[22:52] You just want to give everything you get away, everything you get you want to give it away, give it away, give it away, share it, let others enjoy it. You don't want to keep anything for yourself, you want to let everyone else have the benefits of what you work for. Now remember, now think about it this way, think you've got the worst job ever, it's a horrible job, but you still, all the rewards, you want others to enjoy them. Well that's the way it is with Jesus, you see, all the rewards of his work are shared with the most undeserving, unpleasant people, that's us.
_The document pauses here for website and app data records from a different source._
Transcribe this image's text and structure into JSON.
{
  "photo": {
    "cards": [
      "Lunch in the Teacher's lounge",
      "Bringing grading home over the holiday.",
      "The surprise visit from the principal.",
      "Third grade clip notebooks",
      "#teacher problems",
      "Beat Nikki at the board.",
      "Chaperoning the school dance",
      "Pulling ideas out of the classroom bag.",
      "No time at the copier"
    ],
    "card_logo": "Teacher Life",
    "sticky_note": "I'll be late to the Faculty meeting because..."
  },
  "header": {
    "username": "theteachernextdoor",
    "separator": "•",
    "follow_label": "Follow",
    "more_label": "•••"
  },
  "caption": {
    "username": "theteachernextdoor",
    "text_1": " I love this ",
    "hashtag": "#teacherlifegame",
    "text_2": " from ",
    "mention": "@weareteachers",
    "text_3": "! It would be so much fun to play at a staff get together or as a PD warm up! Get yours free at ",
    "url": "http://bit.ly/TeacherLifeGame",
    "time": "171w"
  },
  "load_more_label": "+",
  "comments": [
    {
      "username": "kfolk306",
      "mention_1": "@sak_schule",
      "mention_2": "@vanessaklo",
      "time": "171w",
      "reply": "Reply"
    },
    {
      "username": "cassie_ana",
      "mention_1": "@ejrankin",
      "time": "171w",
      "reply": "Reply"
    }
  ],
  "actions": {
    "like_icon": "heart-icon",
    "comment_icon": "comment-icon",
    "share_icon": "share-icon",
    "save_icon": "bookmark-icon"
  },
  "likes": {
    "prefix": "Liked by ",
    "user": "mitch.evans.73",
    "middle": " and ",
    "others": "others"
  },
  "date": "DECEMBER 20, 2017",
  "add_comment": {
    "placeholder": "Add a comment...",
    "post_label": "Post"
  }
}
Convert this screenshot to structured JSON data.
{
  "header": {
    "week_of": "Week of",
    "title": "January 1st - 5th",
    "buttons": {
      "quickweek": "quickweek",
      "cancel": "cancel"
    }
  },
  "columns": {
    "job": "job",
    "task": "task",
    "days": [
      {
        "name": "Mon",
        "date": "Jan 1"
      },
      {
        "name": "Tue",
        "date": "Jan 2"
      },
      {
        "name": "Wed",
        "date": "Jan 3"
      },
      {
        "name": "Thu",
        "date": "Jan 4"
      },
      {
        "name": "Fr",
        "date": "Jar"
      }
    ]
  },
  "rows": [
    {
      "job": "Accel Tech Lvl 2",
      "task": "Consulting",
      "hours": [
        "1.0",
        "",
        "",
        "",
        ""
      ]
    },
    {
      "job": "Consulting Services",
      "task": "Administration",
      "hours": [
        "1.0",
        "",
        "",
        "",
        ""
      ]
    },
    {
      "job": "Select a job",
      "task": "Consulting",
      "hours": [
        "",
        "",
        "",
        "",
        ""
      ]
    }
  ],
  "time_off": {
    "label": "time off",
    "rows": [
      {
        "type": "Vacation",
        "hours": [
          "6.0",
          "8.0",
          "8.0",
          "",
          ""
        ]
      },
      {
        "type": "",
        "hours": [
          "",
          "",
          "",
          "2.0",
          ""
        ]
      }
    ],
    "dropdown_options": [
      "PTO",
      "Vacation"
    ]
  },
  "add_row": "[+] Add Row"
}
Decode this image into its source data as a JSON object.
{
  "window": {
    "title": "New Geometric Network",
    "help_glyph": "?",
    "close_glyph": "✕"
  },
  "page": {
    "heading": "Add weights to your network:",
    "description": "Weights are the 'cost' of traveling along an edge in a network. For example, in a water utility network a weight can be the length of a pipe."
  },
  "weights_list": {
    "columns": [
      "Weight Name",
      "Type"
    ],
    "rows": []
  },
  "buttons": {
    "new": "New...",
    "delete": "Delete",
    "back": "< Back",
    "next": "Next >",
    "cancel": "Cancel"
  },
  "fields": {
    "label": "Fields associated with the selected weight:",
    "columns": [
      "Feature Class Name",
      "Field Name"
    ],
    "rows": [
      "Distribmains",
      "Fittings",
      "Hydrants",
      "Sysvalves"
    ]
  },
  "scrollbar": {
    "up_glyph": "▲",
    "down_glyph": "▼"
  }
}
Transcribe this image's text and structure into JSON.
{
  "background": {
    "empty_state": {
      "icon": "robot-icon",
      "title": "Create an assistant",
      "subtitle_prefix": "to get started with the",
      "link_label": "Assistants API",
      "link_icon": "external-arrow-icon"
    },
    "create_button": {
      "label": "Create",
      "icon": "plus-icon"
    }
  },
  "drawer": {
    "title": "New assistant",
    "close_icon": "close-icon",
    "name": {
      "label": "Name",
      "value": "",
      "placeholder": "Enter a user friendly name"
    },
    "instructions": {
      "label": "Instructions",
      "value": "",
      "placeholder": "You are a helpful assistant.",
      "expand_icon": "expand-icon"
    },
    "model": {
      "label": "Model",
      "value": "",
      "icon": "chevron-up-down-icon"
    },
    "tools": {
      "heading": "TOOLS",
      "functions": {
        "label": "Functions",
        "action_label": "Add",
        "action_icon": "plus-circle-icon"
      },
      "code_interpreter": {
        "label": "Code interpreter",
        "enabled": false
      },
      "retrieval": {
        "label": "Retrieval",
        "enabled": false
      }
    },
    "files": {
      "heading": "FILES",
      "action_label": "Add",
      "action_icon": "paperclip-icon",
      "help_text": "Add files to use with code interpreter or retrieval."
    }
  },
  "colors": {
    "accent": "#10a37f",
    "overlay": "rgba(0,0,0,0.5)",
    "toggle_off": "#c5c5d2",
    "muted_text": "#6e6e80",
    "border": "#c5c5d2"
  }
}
[23:24] And he has the worst work to do, what's his work? His work is to come to carry the sin of the world, to be a man of sorrows, to be disfigured beyond recognition, to be beaten abused, abandoned, and misused, crushed for the sins of others. This is the work of Jesus and he does it so that you can have his glory. Isn't that extraordinary? He does all this so that you can have his glory, you can share in his glory. The glory that's his will be yours too. You will see his glory, we see it at the cross and the love that he shows to us. You will experience his glory, when you go to see him in heaven you'll see it unveiled and you yourself, we're told, you will be glorified.